All's Well That Ends Well
Scholars generally believe that All's Well That Ends Well was written between 1600-1605, although some believe Shakespeare wrote it earlier. The source story for the play was an episode from Giovanni Boccaccio's Decameron (1349-50); a story based on a common folkloric theme of achieving what is thought to be an unobtainable goal. Early critics of All's Well That Ends Well focused on the incongruous plot elements and the thematic concerns of merit and rank, virtue and honor, and male versus female. Beginning in the nineteenth century, scholars found it necessary to justify Helena, especially her aggressiveness and her questionable use of the bed-trick. It was not until the twentieth century that critics began commenting on the balance of tone and structure, and the heretofore overlooked connections between the dark elements of Shakespeare's play and the source story.
In All's Well That Ends Well, Helena, a physician's daughter, must first cure the King of France, and then consummate her marriage to Bertram, the unwilling object of her affections. Although there are several other characters and subplots in the play, the themes of virtue, honor, and redemption can be seen in these central characters. The conclusions of the play's subplots, and that of the primary conflict, are seen by many as unsatisfactory, and as leaving the audience with mixed feelings about the characters and the story. Although the play was written as a comedy, it is commonly referred to as a "problem play" because of the somber and tragic elements found in it, and because of the general lack of satisfaction at the ending. Critic James L. Calderwood (1963) calls All's Well "the most problematic of the so-called 'problem plays'," and Joseph G. Price (1968) finds that while the balance of the play is exceptional, All's Well lacks the "characteristic mood" by which Shakespeare's plays can be identified.

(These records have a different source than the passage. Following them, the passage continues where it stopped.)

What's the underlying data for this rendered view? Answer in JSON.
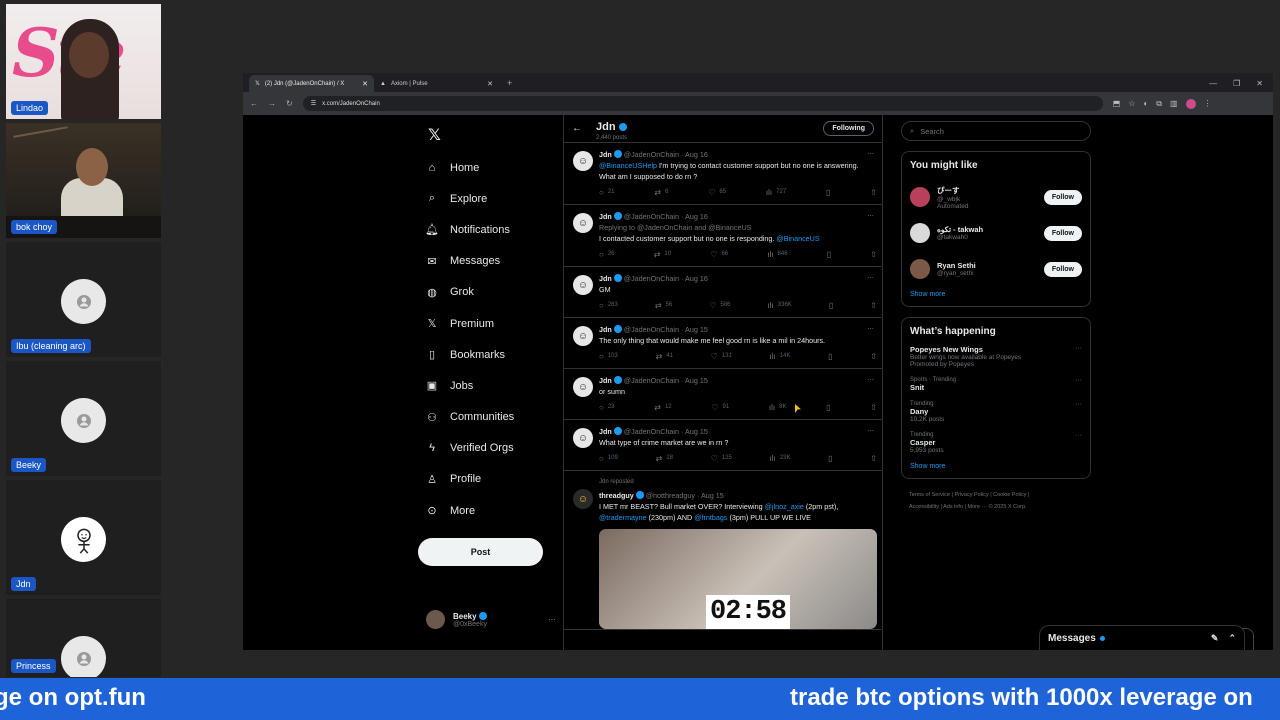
{
  "participants": [
    {
      "name": "Lindao",
      "video": true
    },
    {
      "name": "bok choy",
      "video": true
    },
    {
      "name": "Ibu (cleaning arc)",
      "video": false
    },
    {
      "name": "Beeky",
      "video": false
    },
    {
      "name": "Jdn",
      "video": false
    },
    {
      "name": "Princess",
      "video": false
    }
  ],
  "video_overlay_text": "Ste",
  "browser": {
    "tabs": [
      {
        "title": "(2) Jdn (@JadenOnChain) / X",
        "icon": "x-icon"
      },
      {
        "title": "Axiom | Pulse",
        "icon": "axiom-icon"
      }
    ],
    "url": "x.com/JadenOnChain"
  },
  "nav": {
    "items": [
      {
        "label": "Home",
        "icon": "home-icon"
      },
      {
        "label": "Explore",
        "icon": "search-icon"
      },
      {
        "label": "Notifications",
        "icon": "bell-icon"
      },
      {
        "label": "Messages",
        "icon": "mail-icon"
      },
      {
        "label": "Grok",
        "icon": "grok-icon"
      },
      {
        "label": "Premium",
        "icon": "x-icon"
      },
      {
        "label": "Bookmarks",
        "icon": "bookmark-icon"
      },
      {
        "label": "Jobs",
        "icon": "briefcase-icon"
      },
      {
        "label": "Communities",
        "icon": "people-icon"
      },
      {
        "label": "Verified Orgs",
        "icon": "lightning-icon"
      },
      {
        "label": "Profile",
        "icon": "person-icon"
      },
      {
        "label": "More",
        "icon": "more-circle-icon"
      }
    ],
    "post_label": "Post",
    "account": {
      "name": "Beeky",
      "handle": "@0xBeeky"
    }
  },
  "profile_header": {
    "name": "Jdn",
    "posts": "2,440 posts",
    "following_label": "Following"
  },
  "tweets": [
    {
      "name": "Jdn",
      "handle": "@JadenOnChain",
      "date": "Aug 16",
      "reply_to": "",
      "mention": "@BinanceUSHelp",
      "text": "I'm trying to contact customer support but no one is answering. What am I supposed to do rn ?",
      "tail": "",
      "replies": "21",
      "reposts": "6",
      "likes": "65",
      "views": "727"
    },
    {
      "name": "Jdn",
      "handle": "@JadenOnChain",
      "date": "Aug 16",
      "reply_to": "Replying to @JadenOnChain and @BinanceUS",
      "mention": "",
      "text": "I contacted customer support but no one is responding.",
      "tail": "@BinanceUS",
      "replies": "26",
      "reposts": "10",
      "likes": "66",
      "views": "846"
    },
    {
      "name": "Jdn",
      "handle": "@JadenOnChain",
      "date": "Aug 16",
      "reply_to": "",
      "mention": "",
      "text": "GM",
      "tail": "",
      "replies": "263",
      "reposts": "56",
      "likes": "586",
      "views": "336K"
    },
    {
      "name": "Jdn",
      "handle": "@JadenOnChain",
      "date": "Aug 15",
      "reply_to": "",
      "mention": "",
      "text": "The only thing that would make me feel good rn is like a mil in 24hours.",
      "tail": "",
      "replies": "103",
      "reposts": "41",
      "likes": "131",
      "views": "14K"
    },
    {
      "name": "Jdn",
      "handle": "@JadenOnChain",
      "date": "Aug 15",
      "reply_to": "",
      "mention": "",
      "text": "or sumn",
      "tail": "",
      "replies": "23",
      "reposts": "12",
      "likes": "91",
      "views": "8K"
    },
    {
      "name": "Jdn",
      "handle": "@JadenOnChain",
      "date": "Aug 15",
      "reply_to": "",
      "mention": "",
      "text": "What type of crime market are we in rn ?",
      "tail": "",
      "replies": "109",
      "reposts": "28",
      "likes": "125",
      "views": "23K"
    }
  ],
  "repost": {
    "label": "Jdn reposted",
    "name": "threadguy",
    "handle": "@notthreadguy",
    "date": "Aug 15",
    "text1": "I MET mr BEAST? Bull market OVER? Interviewing",
    "mention1": "@jlnoz_axie",
    "text2": "(2pm pst),",
    "mention2": "@tradermayne",
    "text3": "(230pm) AND",
    "mention3": "@frntbags",
    "text4": "(3pm) PULL UP WE LIVE",
    "video_time": "02:58"
  },
  "sidebar": {
    "search_placeholder": "Search",
    "you_might_like": "You might like",
    "who": [
      {
        "name": "ぴーす",
        "handle": "@_wbjk",
        "note": "Automated",
        "follow": "Follow",
        "color": "#b8405a"
      },
      {
        "name": "تکوه - takwah",
        "handle": "@takwah0",
        "note": "",
        "follow": "Follow",
        "color": "#d9d9d9"
      },
      {
        "name": "Ryan Sethi",
        "handle": "@ryan_sethi",
        "note": "",
        "follow": "Follow",
        "color": "#7a5a46"
      }
    ],
    "show_more": "Show more",
    "whats_happening": "What’s happening",
    "trends": [
      {
        "category": "",
        "name": "Popeyes New Wings",
        "desc": "Better wings now available at Popeyes",
        "extra": "Promoted by Popeyes"
      },
      {
        "category": "Sports · Trending",
        "name": "Snit",
        "desc": "",
        "extra": ""
      },
      {
        "category": "Trending",
        "name": "Dany",
        "desc": "10.2K posts",
        "extra": ""
      },
      {
        "category": "Trending",
        "name": "Casper",
        "desc": "5,953 posts",
        "extra": ""
      }
    ],
    "show_more2": "Show more",
    "footer1": "Terms of Service  |  Privacy Policy  |  Cookie Policy  |",
    "footer2": "Accessibility  |  Ads info  |  More ···  © 2025 X Corp."
  },
  "messages_bar": {
    "label": "Messages"
  },
  "ticker": {
    "left": "ge on opt.fun",
    "right": "trade btc options with 1000x leverage on"
  }
}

The ending of the play has received much critical attention, with scholars divided on the issue of whether the play does, in fact, end well. Several critics call attention to the fact that due to the title of the play, expectations of the ending are heightened. Some believe that Shakespeare ended his play prematurely, in order to meet a production goal or for financial needs. Others debate the idea that the ending is not acceptable, and suggest viewing the play in terms of Elizabethan conventions. In 1977, Ian Donaldson argued that All's Well has not been studied as the complex play that it is. In what he calls Shakespeare's "play of endings," Donaldson contends that "the notion of the end dances elusively ahead, always just appearing. . . ." Thomas Cartelli (1983) suggests that the conclusion of All's Well was an experiment by Shakespeare, to keep the ending in rhythm with the "eccentric design" of the rest of the play. Maintaining that the ending of All's Well confronts the traditional romantic ending, Gerard J. Gross (1983) questions whether the ending of the play is happy, as a comedy is expected to be, in part because Helena's attraction for Bertram is not entirely believable, and also because the audience is never positive that Helena and Bertram will have a happy life together.
The sexuality of the play is another controversial and much-debated theme. Critics point to the unlikelihood of Helena pursuing a husband who is not only clearly above her rank, but who is portrayed as a selfish, seemingly unlikable man. Early commentators on the play criticized Helena for pursuing a man at all. Recent critics, however, have been more favorable to Helena. E. A. J. Honigmann (1989) views All's Well as a play of female dominance, and one illustrating the contrast of male and female. Likewise, Marilyn L. Williamson (1986) contends that the bed-trick allows Helena to be more sexual than normally allowed in romantic comedies, without being lustful, because the sex is achieved for chaste motives. Carol Thomas Neely (1985) sees the separation of sexuality and marriage in the play as the foundation for other sources of corruption, and cites the bed-trick as death and rebirth, both sexually and psychologically, for Bertram and Helena.
Modern criticism of the play also addresses Shakespeare's intention of commenting on the social role of women, the similarities between Helena's feelings for Bertram and Shakespeare's feelings for his lover in the sonnets, and whether or not stage productions should attempt to explain the holes in the plot through non-verbal cues. The primary debate continues, however, over whether All's Well illustrates Shakespeare's ability to fuse together drastically different characters and seemingly unrelated elements, or whether it exposes lack of unity and forethought on the playwright's part.